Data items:
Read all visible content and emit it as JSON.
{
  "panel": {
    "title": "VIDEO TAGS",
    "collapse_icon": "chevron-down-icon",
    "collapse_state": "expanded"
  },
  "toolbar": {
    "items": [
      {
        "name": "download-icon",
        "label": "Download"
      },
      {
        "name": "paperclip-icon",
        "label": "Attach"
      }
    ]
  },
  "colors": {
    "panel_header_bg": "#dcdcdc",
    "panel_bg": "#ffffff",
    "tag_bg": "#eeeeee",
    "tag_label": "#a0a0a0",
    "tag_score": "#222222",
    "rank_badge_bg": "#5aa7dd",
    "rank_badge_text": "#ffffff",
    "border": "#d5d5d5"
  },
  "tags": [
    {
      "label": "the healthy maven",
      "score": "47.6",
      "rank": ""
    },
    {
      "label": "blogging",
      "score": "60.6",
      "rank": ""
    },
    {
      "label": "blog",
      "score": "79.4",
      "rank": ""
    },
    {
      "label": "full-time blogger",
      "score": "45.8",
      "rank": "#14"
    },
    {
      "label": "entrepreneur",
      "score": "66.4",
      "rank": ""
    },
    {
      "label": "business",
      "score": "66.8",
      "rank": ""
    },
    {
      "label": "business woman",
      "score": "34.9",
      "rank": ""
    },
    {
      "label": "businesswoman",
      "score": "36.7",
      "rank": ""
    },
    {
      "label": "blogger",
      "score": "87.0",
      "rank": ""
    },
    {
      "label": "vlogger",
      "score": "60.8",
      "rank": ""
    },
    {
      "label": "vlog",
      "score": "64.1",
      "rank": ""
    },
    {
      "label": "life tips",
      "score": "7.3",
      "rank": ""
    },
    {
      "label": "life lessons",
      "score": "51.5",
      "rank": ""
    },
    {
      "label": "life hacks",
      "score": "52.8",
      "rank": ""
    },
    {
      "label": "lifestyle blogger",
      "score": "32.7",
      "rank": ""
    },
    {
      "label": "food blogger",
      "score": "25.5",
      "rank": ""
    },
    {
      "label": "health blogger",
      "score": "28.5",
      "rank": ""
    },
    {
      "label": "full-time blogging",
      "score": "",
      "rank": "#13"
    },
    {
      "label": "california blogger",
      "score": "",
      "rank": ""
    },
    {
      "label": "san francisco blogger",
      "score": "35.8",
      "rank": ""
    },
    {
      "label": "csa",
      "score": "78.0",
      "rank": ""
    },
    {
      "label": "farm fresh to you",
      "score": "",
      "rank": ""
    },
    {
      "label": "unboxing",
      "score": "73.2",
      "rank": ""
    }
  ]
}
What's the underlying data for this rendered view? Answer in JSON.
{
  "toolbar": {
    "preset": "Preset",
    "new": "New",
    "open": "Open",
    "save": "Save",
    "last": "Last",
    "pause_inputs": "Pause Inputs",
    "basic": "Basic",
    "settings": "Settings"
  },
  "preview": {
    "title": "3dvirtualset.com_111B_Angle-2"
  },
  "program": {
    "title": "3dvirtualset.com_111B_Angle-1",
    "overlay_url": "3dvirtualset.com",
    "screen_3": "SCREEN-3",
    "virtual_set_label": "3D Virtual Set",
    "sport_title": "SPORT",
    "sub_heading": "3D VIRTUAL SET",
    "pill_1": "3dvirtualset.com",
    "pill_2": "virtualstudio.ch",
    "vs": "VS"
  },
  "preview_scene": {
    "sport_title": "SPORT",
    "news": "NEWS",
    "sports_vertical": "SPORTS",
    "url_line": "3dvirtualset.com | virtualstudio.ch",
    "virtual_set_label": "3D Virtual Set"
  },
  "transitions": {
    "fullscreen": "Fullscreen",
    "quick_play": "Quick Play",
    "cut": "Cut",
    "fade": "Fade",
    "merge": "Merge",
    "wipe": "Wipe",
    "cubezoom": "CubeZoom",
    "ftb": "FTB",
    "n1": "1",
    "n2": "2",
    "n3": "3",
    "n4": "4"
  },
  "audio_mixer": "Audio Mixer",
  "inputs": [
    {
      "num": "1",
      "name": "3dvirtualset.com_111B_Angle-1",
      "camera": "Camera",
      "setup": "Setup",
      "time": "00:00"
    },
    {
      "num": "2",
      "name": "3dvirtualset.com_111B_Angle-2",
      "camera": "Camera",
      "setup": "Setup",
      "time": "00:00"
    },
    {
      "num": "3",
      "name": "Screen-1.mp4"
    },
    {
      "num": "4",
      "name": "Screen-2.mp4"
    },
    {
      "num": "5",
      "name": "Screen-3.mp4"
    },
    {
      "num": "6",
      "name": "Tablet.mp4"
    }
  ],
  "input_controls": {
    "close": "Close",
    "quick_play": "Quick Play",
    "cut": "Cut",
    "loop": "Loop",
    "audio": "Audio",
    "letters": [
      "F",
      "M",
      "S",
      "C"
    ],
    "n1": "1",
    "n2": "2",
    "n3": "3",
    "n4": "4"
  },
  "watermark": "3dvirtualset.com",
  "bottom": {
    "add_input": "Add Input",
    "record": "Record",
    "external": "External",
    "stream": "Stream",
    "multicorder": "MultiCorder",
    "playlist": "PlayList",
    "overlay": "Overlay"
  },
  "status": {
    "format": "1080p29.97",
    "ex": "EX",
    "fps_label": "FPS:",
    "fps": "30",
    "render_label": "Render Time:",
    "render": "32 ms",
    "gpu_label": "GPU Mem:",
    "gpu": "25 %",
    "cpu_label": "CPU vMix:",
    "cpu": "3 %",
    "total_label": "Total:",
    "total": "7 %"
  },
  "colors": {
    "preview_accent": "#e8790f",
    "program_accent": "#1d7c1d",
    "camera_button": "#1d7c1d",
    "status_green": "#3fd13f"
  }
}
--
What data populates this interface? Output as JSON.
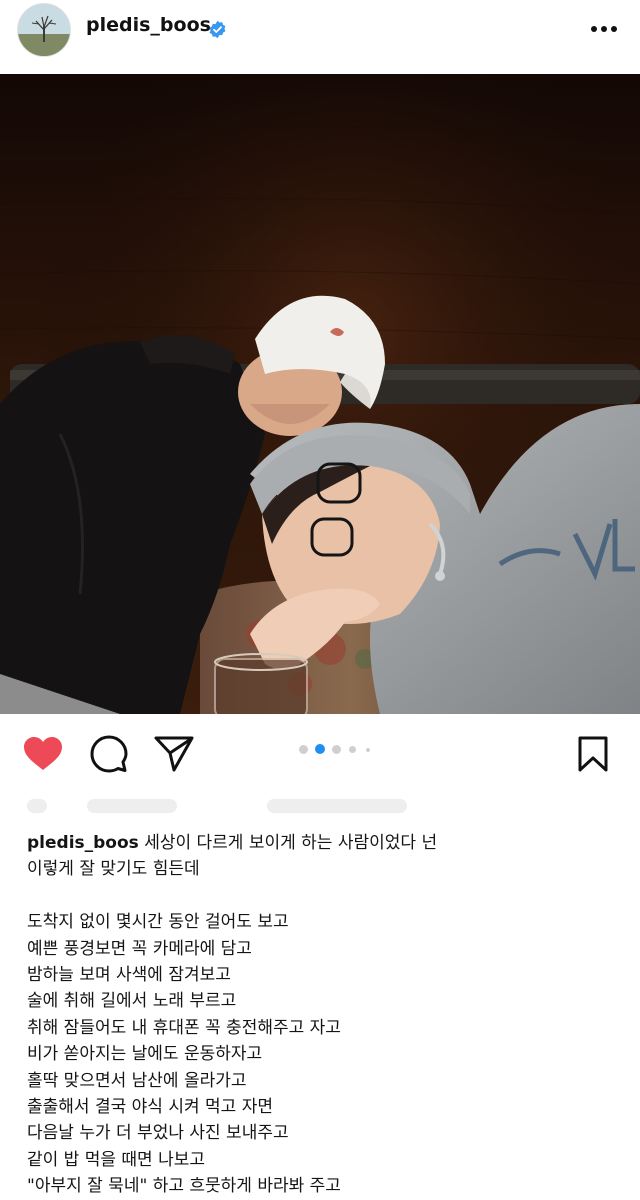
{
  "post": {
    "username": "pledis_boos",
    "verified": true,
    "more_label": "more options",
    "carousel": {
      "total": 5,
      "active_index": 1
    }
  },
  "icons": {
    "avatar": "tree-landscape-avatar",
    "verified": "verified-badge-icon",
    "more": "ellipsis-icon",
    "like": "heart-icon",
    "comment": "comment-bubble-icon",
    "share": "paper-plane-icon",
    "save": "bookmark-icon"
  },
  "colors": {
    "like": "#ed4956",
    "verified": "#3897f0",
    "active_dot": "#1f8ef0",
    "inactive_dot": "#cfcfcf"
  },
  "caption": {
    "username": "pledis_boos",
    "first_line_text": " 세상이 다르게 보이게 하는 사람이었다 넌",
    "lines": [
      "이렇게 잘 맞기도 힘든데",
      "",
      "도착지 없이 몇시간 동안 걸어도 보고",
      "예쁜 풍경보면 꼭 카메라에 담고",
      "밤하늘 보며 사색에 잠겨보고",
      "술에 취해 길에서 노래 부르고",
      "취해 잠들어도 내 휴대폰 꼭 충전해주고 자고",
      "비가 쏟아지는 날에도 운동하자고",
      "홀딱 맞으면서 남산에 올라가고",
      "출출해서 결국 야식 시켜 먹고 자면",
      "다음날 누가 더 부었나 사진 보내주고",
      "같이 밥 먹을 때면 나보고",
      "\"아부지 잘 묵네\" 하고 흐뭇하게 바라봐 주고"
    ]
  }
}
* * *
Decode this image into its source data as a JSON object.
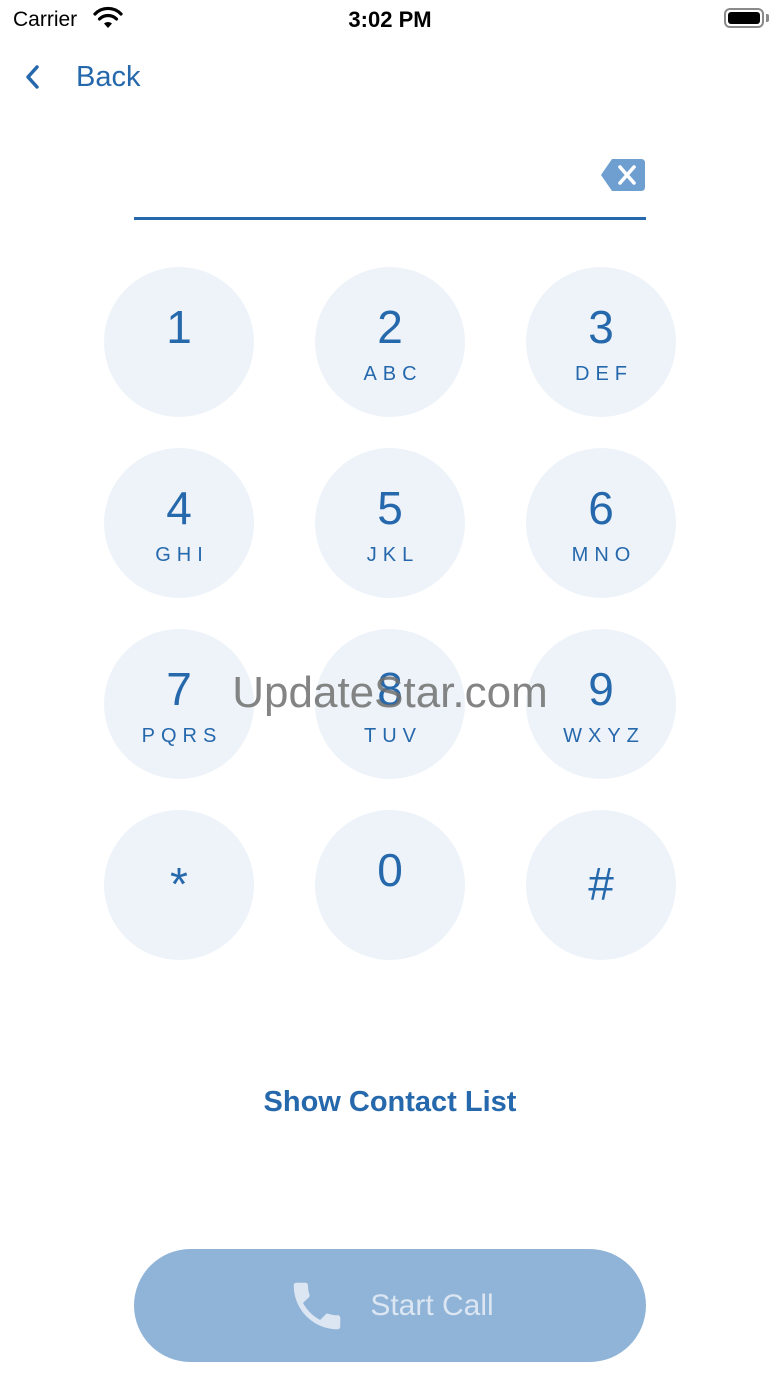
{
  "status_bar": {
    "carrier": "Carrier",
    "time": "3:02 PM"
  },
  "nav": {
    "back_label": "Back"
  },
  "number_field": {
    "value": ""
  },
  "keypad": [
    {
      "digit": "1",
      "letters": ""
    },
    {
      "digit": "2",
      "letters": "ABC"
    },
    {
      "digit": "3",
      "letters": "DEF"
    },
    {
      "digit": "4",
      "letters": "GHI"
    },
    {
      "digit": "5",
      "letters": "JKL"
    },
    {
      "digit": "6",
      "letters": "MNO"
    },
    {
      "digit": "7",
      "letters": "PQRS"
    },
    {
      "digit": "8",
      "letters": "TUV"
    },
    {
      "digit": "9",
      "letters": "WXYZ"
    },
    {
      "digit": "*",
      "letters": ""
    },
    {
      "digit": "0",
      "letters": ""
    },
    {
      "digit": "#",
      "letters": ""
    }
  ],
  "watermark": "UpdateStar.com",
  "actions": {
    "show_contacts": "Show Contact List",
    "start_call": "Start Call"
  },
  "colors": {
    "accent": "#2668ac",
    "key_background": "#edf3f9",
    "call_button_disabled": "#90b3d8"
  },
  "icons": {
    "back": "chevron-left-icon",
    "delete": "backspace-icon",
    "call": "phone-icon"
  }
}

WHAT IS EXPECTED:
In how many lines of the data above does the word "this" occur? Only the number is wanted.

ANSWER SECTION:
3